→ **GIVEN DATA**:

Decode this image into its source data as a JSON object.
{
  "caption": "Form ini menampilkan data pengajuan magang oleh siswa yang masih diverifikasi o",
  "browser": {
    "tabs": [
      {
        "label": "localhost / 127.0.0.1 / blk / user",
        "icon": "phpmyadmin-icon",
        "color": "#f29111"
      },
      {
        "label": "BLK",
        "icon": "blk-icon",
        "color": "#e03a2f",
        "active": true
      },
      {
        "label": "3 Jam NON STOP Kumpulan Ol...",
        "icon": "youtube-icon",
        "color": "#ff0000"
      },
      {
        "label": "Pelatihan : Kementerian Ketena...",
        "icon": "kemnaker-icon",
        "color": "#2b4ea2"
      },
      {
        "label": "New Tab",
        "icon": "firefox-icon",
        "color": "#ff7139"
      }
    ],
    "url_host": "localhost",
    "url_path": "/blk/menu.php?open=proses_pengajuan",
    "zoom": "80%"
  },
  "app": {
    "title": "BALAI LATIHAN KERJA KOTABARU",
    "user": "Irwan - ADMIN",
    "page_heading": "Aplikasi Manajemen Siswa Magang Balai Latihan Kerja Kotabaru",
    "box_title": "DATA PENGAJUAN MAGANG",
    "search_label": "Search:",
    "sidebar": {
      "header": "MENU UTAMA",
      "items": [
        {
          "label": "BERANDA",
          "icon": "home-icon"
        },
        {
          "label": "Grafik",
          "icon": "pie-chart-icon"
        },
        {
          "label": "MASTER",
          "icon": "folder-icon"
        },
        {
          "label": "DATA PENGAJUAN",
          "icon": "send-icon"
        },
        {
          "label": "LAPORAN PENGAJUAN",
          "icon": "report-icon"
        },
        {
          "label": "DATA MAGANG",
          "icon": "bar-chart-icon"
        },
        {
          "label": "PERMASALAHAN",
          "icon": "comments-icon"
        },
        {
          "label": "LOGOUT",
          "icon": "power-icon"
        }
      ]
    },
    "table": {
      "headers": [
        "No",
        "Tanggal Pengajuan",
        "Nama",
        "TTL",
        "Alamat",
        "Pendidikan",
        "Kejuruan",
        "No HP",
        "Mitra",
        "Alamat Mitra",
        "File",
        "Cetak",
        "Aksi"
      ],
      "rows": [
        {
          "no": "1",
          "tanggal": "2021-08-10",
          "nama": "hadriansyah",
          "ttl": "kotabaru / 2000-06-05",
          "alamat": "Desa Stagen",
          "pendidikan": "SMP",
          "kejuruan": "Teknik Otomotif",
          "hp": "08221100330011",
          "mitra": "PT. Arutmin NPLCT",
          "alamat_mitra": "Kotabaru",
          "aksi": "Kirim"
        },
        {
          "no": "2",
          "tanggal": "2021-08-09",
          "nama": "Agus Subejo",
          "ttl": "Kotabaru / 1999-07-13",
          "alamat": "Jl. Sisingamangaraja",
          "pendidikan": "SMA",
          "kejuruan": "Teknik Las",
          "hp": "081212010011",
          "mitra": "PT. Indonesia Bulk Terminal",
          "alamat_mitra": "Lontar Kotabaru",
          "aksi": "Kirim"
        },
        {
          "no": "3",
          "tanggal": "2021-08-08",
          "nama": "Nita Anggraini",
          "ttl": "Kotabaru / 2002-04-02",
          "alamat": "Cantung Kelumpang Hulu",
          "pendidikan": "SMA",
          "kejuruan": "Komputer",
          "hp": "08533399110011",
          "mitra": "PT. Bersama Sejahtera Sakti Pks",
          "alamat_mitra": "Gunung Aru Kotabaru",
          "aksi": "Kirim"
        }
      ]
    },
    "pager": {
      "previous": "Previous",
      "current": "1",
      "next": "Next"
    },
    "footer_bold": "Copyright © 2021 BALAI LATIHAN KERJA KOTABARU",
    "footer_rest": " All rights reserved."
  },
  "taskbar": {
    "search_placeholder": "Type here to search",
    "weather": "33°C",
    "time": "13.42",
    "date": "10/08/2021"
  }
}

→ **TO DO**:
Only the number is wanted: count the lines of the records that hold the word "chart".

→ **ANSWER FOR THIS EXERCISE**:
2